#### Exercise aim
Each line below is to be copied exactly as it appears.

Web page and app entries
---
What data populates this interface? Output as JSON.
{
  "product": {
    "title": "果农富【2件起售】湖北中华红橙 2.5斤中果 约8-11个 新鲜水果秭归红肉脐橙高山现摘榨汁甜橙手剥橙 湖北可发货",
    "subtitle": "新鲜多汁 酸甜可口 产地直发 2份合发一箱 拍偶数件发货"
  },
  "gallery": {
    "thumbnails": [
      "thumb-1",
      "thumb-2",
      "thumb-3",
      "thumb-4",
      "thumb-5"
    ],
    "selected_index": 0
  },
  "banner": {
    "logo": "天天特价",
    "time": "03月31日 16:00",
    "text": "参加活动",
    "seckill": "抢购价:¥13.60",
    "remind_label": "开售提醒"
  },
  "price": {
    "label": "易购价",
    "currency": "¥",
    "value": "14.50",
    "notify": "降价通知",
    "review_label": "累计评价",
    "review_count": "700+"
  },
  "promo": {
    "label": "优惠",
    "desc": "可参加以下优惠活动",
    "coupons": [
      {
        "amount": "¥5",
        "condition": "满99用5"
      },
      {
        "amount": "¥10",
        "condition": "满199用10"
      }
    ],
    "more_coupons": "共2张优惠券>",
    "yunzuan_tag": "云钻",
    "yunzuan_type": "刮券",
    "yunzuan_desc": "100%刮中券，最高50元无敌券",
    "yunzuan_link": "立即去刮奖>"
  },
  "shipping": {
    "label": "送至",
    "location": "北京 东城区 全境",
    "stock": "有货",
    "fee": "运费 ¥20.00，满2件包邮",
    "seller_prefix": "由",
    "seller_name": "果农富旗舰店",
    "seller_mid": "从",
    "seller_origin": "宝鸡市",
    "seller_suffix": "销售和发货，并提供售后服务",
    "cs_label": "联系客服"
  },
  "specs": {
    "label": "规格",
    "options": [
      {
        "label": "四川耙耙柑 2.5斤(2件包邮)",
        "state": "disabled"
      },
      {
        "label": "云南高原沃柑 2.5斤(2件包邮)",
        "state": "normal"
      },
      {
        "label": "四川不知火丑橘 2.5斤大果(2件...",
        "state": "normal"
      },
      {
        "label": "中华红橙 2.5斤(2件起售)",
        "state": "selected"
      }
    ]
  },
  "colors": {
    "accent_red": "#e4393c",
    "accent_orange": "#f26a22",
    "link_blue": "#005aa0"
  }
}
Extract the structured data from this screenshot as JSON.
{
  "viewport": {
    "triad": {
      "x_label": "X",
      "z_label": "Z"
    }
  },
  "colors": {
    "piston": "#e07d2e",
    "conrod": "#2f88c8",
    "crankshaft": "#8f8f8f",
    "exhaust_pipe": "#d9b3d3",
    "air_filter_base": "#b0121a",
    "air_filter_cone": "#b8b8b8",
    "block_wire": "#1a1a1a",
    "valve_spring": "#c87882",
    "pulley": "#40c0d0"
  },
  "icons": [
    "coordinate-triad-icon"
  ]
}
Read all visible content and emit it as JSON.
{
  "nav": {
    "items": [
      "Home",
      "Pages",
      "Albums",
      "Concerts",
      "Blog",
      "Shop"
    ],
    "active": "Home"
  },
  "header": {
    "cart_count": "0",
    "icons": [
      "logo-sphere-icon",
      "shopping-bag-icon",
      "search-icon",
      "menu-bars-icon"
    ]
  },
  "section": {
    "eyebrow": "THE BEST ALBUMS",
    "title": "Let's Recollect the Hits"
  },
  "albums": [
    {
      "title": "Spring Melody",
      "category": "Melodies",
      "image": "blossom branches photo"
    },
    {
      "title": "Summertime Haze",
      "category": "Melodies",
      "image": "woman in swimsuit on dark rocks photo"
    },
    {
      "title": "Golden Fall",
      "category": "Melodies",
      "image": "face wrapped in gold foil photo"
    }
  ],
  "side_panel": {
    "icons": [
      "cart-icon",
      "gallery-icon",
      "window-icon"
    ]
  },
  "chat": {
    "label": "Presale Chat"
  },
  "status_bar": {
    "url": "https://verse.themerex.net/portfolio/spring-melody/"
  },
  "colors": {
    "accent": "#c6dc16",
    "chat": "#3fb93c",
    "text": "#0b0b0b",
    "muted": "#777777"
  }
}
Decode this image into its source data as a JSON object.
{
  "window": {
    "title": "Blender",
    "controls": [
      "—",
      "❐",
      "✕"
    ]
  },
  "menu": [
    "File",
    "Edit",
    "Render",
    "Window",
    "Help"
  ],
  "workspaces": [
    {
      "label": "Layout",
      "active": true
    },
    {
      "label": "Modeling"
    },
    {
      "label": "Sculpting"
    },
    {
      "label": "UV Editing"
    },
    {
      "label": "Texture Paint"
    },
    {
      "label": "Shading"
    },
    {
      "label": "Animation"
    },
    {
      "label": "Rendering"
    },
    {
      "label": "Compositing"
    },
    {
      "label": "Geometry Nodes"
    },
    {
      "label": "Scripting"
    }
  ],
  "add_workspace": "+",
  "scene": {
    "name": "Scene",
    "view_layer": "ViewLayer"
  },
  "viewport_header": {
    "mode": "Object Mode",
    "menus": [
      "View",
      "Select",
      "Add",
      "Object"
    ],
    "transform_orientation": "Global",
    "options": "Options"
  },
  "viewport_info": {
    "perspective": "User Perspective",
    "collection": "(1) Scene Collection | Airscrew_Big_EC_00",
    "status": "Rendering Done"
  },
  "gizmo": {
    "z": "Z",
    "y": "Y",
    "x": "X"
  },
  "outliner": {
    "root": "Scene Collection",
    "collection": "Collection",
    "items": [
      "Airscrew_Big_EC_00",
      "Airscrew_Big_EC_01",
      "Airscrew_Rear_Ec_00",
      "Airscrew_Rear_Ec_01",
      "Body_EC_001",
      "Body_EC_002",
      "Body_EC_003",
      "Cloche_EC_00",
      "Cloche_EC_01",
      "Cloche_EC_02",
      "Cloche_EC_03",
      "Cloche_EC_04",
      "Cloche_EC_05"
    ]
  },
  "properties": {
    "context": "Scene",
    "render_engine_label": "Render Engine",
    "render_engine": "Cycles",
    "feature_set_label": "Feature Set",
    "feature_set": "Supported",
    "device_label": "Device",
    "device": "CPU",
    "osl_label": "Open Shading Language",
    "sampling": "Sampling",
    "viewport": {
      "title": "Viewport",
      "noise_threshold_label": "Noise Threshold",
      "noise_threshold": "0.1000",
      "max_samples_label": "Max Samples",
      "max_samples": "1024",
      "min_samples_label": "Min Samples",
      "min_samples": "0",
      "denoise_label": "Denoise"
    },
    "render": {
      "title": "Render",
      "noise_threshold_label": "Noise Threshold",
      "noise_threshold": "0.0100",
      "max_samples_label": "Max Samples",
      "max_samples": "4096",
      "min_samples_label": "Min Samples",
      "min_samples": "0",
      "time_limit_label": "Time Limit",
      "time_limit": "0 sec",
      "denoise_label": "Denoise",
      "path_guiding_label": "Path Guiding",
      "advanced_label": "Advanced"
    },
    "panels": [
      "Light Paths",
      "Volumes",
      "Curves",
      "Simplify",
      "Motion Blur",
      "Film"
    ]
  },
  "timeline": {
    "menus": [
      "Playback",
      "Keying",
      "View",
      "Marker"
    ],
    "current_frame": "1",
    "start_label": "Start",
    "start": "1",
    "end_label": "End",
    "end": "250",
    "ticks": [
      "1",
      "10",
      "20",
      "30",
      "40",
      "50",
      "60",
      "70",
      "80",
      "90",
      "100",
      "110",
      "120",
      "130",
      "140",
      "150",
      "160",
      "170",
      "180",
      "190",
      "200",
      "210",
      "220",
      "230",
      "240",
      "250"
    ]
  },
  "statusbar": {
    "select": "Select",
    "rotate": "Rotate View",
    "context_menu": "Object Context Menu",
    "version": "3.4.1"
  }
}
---
#### Reply
What data populates this interface? Output as JSON.
{
  "product": {
    "title": "果农富【2件起售】湖北中华红橙 2.5斤中果 约8-11个 新鲜水果秭归红肉脐橙高山现摘榨汁甜橙手剥橙 湖北可发货",
    "subtitle": "新鲜多汁 酸甜可口 产地直发 2份合发一箱 拍偶数件发货"
  },
  "gallery": {
    "thumbnails": [
      "thumb-1",
      "thumb-2",
      "thumb-3",
      "thumb-4",
      "thumb-5"
    ],
    "selected_index": 0
  },
  "banner": {
    "logo": "天天特价",
    "time": "03月31日 16:00",
    "text": "参加活动",
    "seckill": "抢购价:¥13.60",
    "remind_label": "开售提醒"
  },
  "price": {
    "label": "易购价",
    "currency": "¥",
    "value": "14.50",
    "notify": "降价通知",
    "review_label": "累计评价",
    "review_count": "700+"
  },
  "promo": {
    "label": "优惠",
    "desc": "可参加以下优惠活动",
    "coupons": [
      {
        "amount": "¥5",
        "condition": "满99用5"
      },
      {
        "amount": "¥10",
        "condition": "满199用10"
      }
    ],
    "more_coupons": "共2张优惠券>",
    "yunzuan_tag": "云钻",
    "yunzuan_type": "刮券",
    "yunzuan_desc": "100%刮中券，最高50元无敌券",
    "yunzuan_link": "立即去刮奖>"
  },
  "shipping": {
    "label": "送至",
    "location": "北京 东城区 全境",
    "stock": "有货",
    "fee": "运费 ¥20.00，满2件包邮",
    "seller_prefix": "由",
    "seller_name": "果农富旗舰店",
    "seller_mid": "从",
    "seller_origin": "宝鸡市",
    "seller_suffix": "销售和发货，并提供售后服务",
    "cs_label": "联系客服"
  },
  "specs": {
    "label": "规格",
    "options": [
      {
        "label": "四川耙耙柑 2.5斤(2件包邮)",
        "state": "disabled"
      },
      {
        "label": "云南高原沃柑 2.5斤(2件包邮)",
        "state": "normal"
      },
      {
        "label": "四川不知火丑橘 2.5斤大果(2件...",
        "state": "normal"
      },
      {
        "label": "中华红橙 2.5斤(2件起售)",
        "state": "selected"
      }
    ]
  },
  "colors": {
    "accent_red": "#e4393c",
    "accent_orange": "#f26a22",
    "link_blue": "#005aa0"
  }
}
Extract the structured data from this screenshot as JSON.
{
  "viewport": {
    "triad": {
      "x_label": "X",
      "z_label": "Z"
    }
  },
  "colors": {
    "piston": "#e07d2e",
    "conrod": "#2f88c8",
    "crankshaft": "#8f8f8f",
    "exhaust_pipe": "#d9b3d3",
    "air_filter_base": "#b0121a",
    "air_filter_cone": "#b8b8b8",
    "block_wire": "#1a1a1a",
    "valve_spring": "#c87882",
    "pulley": "#40c0d0"
  },
  "icons": [
    "coordinate-triad-icon"
  ]
}
Read all visible content and emit it as JSON.
{
  "nav": {
    "items": [
      "Home",
      "Pages",
      "Albums",
      "Concerts",
      "Blog",
      "Shop"
    ],
    "active": "Home"
  },
  "header": {
    "cart_count": "0",
    "icons": [
      "logo-sphere-icon",
      "shopping-bag-icon",
      "search-icon",
      "menu-bars-icon"
    ]
  },
  "section": {
    "eyebrow": "THE BEST ALBUMS",
    "title": "Let's Recollect the Hits"
  },
  "albums": [
    {
      "title": "Spring Melody",
      "category": "Melodies",
      "image": "blossom branches photo"
    },
    {
      "title": "Summertime Haze",
      "category": "Melodies",
      "image": "woman in swimsuit on dark rocks photo"
    },
    {
      "title": "Golden Fall",
      "category": "Melodies",
      "image": "face wrapped in gold foil photo"
    }
  ],
  "side_panel": {
    "icons": [
      "cart-icon",
      "gallery-icon",
      "window-icon"
    ]
  },
  "chat": {
    "label": "Presale Chat"
  },
  "status_bar": {
    "url": "https://verse.themerex.net/portfolio/spring-melody/"
  },
  "colors": {
    "accent": "#c6dc16",
    "chat": "#3fb93c",
    "text": "#0b0b0b",
    "muted": "#777777"
  }
}
Decode this image into its source data as a JSON object.
{
  "window": {
    "title": "Blender",
    "controls": [
      "—",
      "❐",
      "✕"
    ]
  },
  "menu": [
    "File",
    "Edit",
    "Render",
    "Window",
    "Help"
  ],
  "workspaces": [
    {
      "label": "Layout",
      "active": true
    },
    {
      "label": "Modeling"
    },
    {
      "label": "Sculpting"
    },
    {
      "label": "UV Editing"
    },
    {
      "label": "Texture Paint"
    },
    {
      "label": "Shading"
    },
    {
      "label": "Animation"
    },
    {
      "label": "Rendering"
    },
    {
      "label": "Compositing"
    },
    {
      "label": "Geometry Nodes"
    },
    {
      "label": "Scripting"
    }
  ],
  "add_workspace": "+",
  "scene": {
    "name": "Scene",
    "view_layer": "ViewLayer"
  },
  "viewport_header": {
    "mode": "Object Mode",
    "menus": [
      "View",
      "Select",
      "Add",
      "Object"
    ],
    "transform_orientation": "Global",
    "options": "Options"
  },
  "viewport_info": {
    "perspective": "User Perspective",
    "collection": "(1) Scene Collection | Airscrew_Big_EC_00",
    "status": "Rendering Done"
  },
  "gizmo": {
    "z": "Z",
    "y": "Y",
    "x": "X"
  },
  "outliner": {
    "root": "Scene Collection",
    "collection": "Collection",
    "items": [
      "Airscrew_Big_EC_00",
      "Airscrew_Big_EC_01",
      "Airscrew_Rear_Ec_00",
      "Airscrew_Rear_Ec_01",
      "Body_EC_001",
      "Body_EC_002",
      "Body_EC_003",
      "Cloche_EC_00",
      "Cloche_EC_01",
      "Cloche_EC_02",
      "Cloche_EC_03",
      "Cloche_EC_04",
      "Cloche_EC_05"
    ]
  },
  "properties": {
    "context": "Scene",
    "render_engine_label": "Render Engine",
    "render_engine": "Cycles",
    "feature_set_label": "Feature Set",
    "feature_set": "Supported",
    "device_label": "Device",
    "device": "CPU",
    "osl_label": "Open Shading Language",
    "sampling": "Sampling",
    "viewport": {
      "title": "Viewport",
      "noise_threshold_label": "Noise Threshold",
      "noise_threshold": "0.1000",
      "max_samples_label": "Max Samples",
      "max_samples": "1024",
      "min_samples_label": "Min Samples",
      "min_samples": "0",
      "denoise_label": "Denoise"
    },
    "render": {
      "title": "Render",
      "noise_threshold_label": "Noise Threshold",
      "noise_threshold": "0.0100",
      "max_samples_label": "Max Samples",
      "max_samples": "4096",
      "min_samples_label": "Min Samples",
      "min_samples": "0",
      "time_limit_label": "Time Limit",
      "time_limit": "0 sec",
      "denoise_label": "Denoise",
      "path_guiding_label": "Path Guiding",
      "advanced_label": "Advanced"
    },
    "panels": [
      "Light Paths",
      "Volumes",
      "Curves",
      "Simplify",
      "Motion Blur",
      "Film"
    ]
  },
  "timeline": {
    "menus": [
      "Playback",
      "Keying",
      "View",
      "Marker"
    ],
    "current_frame": "1",
    "start_label": "Start",
    "start": "1",
    "end_label": "End",
    "end": "250",
    "ticks": [
      "1",
      "10",
      "20",
      "30",
      "40",
      "50",
      "60",
      "70",
      "80",
      "90",
      "100",
      "110",
      "120",
      "130",
      "140",
      "150",
      "160",
      "170",
      "180",
      "190",
      "200",
      "210",
      "220",
      "230",
      "240",
      "250"
    ]
  },
  "statusbar": {
    "select": "Select",
    "rotate": "Rotate View",
    "context_menu": "Object Context Menu",
    "version": "3.4.1"
  }
}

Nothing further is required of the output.